## Exercise objective:
Beginning with the line that contains "Give me the", output each line below exactly through the last one, both included, and nothing else.

[Data about app and page elements]
########################################

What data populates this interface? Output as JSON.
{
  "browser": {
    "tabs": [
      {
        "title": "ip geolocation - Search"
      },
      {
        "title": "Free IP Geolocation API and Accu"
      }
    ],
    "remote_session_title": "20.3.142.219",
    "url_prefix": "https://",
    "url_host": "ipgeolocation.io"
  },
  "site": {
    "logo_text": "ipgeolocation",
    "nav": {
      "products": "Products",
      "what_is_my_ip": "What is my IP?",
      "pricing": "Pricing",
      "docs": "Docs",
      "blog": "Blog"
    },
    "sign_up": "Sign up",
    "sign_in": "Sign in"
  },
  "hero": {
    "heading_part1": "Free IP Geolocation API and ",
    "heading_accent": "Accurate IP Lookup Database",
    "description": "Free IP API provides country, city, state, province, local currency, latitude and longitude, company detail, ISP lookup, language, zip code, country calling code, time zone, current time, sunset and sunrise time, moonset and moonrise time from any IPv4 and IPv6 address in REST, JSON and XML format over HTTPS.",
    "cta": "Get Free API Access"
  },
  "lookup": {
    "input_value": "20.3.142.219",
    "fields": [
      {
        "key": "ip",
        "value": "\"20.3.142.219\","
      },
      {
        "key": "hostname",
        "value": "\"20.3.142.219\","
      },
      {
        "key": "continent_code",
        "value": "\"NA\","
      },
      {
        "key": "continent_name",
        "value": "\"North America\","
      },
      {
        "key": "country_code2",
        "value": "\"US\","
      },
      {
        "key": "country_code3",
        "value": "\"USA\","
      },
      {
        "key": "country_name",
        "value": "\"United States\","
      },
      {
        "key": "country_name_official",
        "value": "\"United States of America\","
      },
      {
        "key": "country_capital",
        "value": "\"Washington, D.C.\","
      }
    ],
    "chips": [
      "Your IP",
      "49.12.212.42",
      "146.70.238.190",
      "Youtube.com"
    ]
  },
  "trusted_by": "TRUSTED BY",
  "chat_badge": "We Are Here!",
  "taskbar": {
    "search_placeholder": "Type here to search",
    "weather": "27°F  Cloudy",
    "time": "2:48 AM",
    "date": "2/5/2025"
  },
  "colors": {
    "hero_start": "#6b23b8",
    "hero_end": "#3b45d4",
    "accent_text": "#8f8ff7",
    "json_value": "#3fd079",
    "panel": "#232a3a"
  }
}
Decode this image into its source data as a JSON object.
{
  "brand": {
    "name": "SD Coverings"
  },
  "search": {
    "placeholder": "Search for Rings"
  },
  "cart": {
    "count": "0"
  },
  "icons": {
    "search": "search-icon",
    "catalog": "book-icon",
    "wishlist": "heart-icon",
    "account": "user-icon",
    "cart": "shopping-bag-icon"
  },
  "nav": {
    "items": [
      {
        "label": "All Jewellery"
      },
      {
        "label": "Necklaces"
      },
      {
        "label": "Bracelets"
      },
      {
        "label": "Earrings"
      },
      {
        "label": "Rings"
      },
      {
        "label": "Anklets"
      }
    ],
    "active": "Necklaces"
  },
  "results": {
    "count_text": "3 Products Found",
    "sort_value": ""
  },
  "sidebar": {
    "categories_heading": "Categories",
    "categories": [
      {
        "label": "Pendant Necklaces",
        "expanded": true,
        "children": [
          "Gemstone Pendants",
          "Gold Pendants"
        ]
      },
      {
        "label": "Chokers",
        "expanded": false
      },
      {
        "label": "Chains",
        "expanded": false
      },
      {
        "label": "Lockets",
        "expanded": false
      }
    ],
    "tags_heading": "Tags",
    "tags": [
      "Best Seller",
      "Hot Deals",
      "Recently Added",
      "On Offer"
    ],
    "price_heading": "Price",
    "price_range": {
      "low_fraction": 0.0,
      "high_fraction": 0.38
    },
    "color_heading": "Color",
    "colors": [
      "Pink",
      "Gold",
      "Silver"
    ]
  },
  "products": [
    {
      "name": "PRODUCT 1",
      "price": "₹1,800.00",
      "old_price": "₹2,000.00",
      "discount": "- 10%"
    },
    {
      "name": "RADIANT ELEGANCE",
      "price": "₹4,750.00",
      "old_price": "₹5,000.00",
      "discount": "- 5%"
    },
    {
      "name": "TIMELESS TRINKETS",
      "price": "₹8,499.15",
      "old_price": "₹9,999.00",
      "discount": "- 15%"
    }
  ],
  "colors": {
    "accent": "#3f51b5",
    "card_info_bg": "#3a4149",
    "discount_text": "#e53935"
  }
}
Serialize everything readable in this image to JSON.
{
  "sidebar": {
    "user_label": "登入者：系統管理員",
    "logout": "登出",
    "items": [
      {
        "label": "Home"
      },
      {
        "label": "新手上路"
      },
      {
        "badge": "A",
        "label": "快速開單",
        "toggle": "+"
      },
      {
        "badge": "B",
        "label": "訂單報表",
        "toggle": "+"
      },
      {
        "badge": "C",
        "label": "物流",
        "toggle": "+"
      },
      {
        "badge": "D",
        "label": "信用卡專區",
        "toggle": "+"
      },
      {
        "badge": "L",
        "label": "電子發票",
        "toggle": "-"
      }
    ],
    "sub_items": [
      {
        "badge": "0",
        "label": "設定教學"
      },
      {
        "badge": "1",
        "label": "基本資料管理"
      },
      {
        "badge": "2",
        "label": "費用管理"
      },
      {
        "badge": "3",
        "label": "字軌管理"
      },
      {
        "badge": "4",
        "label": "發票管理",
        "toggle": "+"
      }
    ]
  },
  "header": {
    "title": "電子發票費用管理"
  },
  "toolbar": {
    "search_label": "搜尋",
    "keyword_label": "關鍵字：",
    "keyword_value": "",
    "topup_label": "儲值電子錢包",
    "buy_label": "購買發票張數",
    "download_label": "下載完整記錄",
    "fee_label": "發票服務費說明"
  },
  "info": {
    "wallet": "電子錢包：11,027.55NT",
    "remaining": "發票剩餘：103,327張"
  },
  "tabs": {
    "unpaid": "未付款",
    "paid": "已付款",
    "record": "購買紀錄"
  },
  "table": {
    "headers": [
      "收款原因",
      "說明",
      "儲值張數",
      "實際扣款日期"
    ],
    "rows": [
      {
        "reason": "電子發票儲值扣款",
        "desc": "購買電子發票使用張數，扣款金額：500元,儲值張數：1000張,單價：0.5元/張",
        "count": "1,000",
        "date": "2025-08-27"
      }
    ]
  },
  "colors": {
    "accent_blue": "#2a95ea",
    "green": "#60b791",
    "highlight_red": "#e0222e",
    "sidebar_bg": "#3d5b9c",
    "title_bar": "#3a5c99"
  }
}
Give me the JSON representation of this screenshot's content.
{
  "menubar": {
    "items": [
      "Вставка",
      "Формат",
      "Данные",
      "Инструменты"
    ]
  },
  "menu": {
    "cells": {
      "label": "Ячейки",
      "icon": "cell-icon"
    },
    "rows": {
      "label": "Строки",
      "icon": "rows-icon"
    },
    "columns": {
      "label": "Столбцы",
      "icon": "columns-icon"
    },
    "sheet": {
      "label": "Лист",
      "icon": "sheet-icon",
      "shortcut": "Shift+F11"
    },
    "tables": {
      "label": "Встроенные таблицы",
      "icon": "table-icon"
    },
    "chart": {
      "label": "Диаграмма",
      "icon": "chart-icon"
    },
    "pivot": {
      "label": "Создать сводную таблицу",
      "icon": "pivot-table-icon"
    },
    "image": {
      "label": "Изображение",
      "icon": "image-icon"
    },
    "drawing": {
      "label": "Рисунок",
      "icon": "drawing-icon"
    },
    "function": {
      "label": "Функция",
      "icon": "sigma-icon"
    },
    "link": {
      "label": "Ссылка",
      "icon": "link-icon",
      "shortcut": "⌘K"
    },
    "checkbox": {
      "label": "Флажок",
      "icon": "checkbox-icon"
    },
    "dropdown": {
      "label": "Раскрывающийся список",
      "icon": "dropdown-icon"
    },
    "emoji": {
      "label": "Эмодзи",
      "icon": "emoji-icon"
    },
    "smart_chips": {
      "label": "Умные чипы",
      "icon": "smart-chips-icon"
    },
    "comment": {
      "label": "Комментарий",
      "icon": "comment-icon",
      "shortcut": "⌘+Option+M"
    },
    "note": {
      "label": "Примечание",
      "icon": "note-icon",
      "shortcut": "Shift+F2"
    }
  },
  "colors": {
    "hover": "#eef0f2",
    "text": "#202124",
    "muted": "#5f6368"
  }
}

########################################

## Answer space:
Give me the JSON representation of this screenshot's content.
{
  "menubar": {
    "items": [
      "Вставка",
      "Формат",
      "Данные",
      "Инструменты"
    ]
  },
  "menu": {
    "cells": {
      "label": "Ячейки",
      "icon": "cell-icon"
    },
    "rows": {
      "label": "Строки",
      "icon": "rows-icon"
    },
    "columns": {
      "label": "Столбцы",
      "icon": "columns-icon"
    },
    "sheet": {
      "label": "Лист",
      "icon": "sheet-icon",
      "shortcut": "Shift+F11"
    },
    "tables": {
      "label": "Встроенные таблицы",
      "icon": "table-icon"
    },
    "chart": {
      "label": "Диаграмма",
      "icon": "chart-icon"
    },
    "pivot": {
      "label": "Создать сводную таблицу",
      "icon": "pivot-table-icon"
    },
    "image": {
      "label": "Изображение",
      "icon": "image-icon"
    },
    "drawing": {
      "label": "Рисунок",
      "icon": "drawing-icon"
    },
    "function": {
      "label": "Функция",
      "icon": "sigma-icon"
    },
    "link": {
      "label": "Ссылка",
      "icon": "link-icon",
      "shortcut": "⌘K"
    },
    "checkbox": {
      "label": "Флажок",
      "icon": "checkbox-icon"
    },
    "dropdown": {
      "label": "Раскрывающийся список",
      "icon": "dropdown-icon"
    },
    "emoji": {
      "label": "Эмодзи",
      "icon": "emoji-icon"
    },
    "smart_chips": {
      "label": "Умные чипы",
      "icon": "smart-chips-icon"
    },
    "comment": {
      "label": "Комментарий",
      "icon": "comment-icon",
      "shortcut": "⌘+Option+M"
    },
    "note": {
      "label": "Примечание",
      "icon": "note-icon",
      "shortcut": "Shift+F2"
    }
  },
  "colors": {
    "hover": "#eef0f2",
    "text": "#202124",
    "muted": "#5f6368"
  }
}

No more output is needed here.